China 'world's most financially secure country'
Updated: 2013-05-21 01:46
By ZHENG YANGPENG (China Daily)
China has emerged as the most financially secure country in an index jointly launched by PICC Property and Casualty Co Ltd, the largest non-life insurance company in the Chinese mainland, and Genworth Financial Inc, a Fortune 500 insurance holding company.
The report surveyed 13,000 households in 14 European countries, and five Latin American countries and China. China scored 78 out of 100, the highest score of any country and the highest since the index was launched in 2007.
Only 3 percent of Chinese households are financially vulnerable, whereas the same figure for Germany is 22 percent and 26 percent for France, according to the report.
Of more than 1,000 households surveyed in Beijing, Guangzhou, Shanghai and Wuhan, only 1 percent said their financial situation will worsen over the next 12 months. Only 3 percent believed they were financially vulnerable, while 97 percent said that they have rarely experienced financial problems or had a positive outlook for the future.
Henry Chang, general manager of Genworth Consulting Services (Beijing) Ltd, said: "While Chinese households are very positive about their financial situations, they do have a number of short-term to medium-term concerns regarding job security, credit viability and income stream."
Digging deeper into the survey's underlying results, some 39 percent said they had seen their total household income fall due to several factors. Forty-eight percent reported it was due to a drop in level of income, 20 percent reported it was due to stopping work for health reasons, and 12 percent said it was due to job loss.
Chang said PICC and Genworth planned to fill this gap with their products. He also noted that a major reason for China's high savings ratio is the lack of social security coverage.
The top concern for Chinese respondents in terms of their financial security, according to the survey, was their income from work, followed by cost of living and social security. By contrast, the top concern for European respondents in terms of their financial security was the cost of living, then came income from work and savings levels.
Kevin Fleming, Genworth's vice-president for new markets, said that in southern Europe where countries were hit hardest by the sovereign debt crisis, people were more likely to link their financial security with the wider economy, whereas in China people were much less concerned with the wider economy.
Fleming noted that 76 percent of Chinese respondents said they have as much in savings as they receive in income every month.
Northern Europe was still the most financially secure region in Europe, according to the report, with Norway and Sweden ranked just after China. Three percent of respondents in Norway and 5 percent in Sweden reported feeling financially vulnerable.
An earlier report by the Southwestern University of Finance and Economics found that the average asset of a Chinese household is 1.21 million yuan ($195,000), and their average liability is 62,600 yuan.
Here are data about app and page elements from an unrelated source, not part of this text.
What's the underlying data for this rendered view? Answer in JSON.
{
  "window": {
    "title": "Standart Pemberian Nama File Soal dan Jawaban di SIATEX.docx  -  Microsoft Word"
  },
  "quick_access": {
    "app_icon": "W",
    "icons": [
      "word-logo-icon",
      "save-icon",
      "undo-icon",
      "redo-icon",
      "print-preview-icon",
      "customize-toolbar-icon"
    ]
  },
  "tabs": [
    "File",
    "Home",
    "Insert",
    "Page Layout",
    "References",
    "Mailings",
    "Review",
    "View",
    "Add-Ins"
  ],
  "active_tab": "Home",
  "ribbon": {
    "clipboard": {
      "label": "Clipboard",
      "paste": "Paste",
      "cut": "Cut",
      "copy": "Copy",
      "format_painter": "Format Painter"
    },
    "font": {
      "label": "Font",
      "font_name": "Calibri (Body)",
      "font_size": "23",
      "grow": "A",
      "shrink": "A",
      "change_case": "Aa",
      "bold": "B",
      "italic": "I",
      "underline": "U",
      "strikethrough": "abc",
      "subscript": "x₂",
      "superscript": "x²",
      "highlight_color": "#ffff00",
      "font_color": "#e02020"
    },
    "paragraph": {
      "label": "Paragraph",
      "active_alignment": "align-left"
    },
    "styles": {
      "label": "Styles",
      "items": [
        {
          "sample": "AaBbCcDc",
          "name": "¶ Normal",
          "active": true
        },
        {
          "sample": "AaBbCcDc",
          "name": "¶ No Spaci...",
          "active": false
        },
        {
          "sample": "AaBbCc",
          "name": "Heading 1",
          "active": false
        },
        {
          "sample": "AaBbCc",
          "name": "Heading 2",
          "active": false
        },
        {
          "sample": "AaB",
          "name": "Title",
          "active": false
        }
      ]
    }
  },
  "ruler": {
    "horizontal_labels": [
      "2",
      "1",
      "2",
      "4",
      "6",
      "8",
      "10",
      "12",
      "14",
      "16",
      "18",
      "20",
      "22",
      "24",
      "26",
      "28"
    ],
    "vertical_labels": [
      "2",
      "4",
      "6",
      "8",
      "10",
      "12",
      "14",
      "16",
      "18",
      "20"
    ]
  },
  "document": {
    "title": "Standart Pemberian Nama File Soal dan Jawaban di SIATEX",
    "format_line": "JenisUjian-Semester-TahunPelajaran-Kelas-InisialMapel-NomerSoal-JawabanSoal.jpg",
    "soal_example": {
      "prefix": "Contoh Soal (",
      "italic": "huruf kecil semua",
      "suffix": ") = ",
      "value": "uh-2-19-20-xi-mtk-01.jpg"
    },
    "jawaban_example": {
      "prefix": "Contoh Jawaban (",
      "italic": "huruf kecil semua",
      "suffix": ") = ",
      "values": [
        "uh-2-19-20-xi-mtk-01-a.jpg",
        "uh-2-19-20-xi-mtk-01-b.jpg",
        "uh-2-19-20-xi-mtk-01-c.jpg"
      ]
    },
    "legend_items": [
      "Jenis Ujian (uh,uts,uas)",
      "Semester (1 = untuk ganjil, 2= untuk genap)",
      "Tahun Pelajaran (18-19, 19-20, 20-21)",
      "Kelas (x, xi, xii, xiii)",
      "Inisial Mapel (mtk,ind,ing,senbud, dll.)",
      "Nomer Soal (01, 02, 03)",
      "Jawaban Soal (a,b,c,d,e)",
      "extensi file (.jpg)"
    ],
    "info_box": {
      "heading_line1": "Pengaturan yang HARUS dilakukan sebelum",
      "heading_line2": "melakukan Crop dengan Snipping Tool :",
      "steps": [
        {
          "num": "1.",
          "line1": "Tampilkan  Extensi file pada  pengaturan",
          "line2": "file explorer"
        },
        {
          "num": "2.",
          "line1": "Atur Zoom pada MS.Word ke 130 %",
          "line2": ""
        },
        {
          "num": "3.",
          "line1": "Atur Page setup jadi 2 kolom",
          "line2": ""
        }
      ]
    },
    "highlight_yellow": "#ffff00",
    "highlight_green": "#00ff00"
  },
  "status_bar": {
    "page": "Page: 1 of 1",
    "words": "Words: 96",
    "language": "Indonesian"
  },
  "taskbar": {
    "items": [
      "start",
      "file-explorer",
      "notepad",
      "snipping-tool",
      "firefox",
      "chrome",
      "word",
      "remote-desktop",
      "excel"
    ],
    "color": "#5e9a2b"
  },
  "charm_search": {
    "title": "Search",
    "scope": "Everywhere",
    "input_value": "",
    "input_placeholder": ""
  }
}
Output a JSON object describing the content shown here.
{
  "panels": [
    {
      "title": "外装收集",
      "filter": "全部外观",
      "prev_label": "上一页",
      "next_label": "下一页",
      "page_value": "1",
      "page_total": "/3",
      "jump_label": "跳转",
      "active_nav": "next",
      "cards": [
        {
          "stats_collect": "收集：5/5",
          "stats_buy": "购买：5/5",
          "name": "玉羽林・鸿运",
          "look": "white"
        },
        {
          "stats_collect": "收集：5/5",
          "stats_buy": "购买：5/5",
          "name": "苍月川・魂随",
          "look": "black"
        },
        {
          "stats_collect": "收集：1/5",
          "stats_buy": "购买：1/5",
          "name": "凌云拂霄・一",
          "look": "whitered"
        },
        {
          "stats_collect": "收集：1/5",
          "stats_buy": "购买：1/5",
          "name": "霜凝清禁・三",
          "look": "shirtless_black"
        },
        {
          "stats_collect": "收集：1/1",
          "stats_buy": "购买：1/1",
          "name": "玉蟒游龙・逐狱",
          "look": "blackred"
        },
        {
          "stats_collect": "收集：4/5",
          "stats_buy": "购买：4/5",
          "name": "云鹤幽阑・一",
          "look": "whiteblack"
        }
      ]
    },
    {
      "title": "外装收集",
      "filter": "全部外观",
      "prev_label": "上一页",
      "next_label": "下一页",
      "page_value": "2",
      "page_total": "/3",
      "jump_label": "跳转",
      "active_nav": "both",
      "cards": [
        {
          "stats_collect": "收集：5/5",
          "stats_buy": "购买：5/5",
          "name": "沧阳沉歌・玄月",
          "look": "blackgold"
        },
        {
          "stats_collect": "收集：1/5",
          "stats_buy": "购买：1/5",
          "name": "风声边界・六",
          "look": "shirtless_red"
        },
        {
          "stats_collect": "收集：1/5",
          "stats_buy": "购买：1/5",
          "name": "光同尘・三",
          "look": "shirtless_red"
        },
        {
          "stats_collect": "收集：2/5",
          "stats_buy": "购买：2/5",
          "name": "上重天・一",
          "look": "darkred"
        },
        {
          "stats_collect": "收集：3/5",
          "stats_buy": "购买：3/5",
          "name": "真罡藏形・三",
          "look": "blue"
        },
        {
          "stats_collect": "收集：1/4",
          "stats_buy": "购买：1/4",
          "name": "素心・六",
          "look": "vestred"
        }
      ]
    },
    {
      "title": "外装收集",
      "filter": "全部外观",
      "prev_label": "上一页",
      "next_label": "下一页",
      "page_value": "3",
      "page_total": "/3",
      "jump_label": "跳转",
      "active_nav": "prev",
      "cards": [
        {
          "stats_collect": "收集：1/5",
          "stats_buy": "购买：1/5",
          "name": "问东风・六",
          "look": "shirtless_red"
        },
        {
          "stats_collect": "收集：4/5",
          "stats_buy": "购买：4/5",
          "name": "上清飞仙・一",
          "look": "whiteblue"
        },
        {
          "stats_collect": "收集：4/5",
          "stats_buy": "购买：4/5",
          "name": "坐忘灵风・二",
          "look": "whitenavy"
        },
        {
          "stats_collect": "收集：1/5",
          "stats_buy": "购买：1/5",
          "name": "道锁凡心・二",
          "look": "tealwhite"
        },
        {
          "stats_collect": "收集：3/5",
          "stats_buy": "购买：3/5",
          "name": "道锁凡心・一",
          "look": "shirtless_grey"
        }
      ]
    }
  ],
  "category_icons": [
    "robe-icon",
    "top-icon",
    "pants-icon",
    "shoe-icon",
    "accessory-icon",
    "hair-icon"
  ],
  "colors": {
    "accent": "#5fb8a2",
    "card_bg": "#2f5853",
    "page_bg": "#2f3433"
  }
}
The majority of Chinese household assets were in property. PICC and Genworth's report cautioned that Chinese households were too focused on property investments, and said their investment portfolio should be diversified.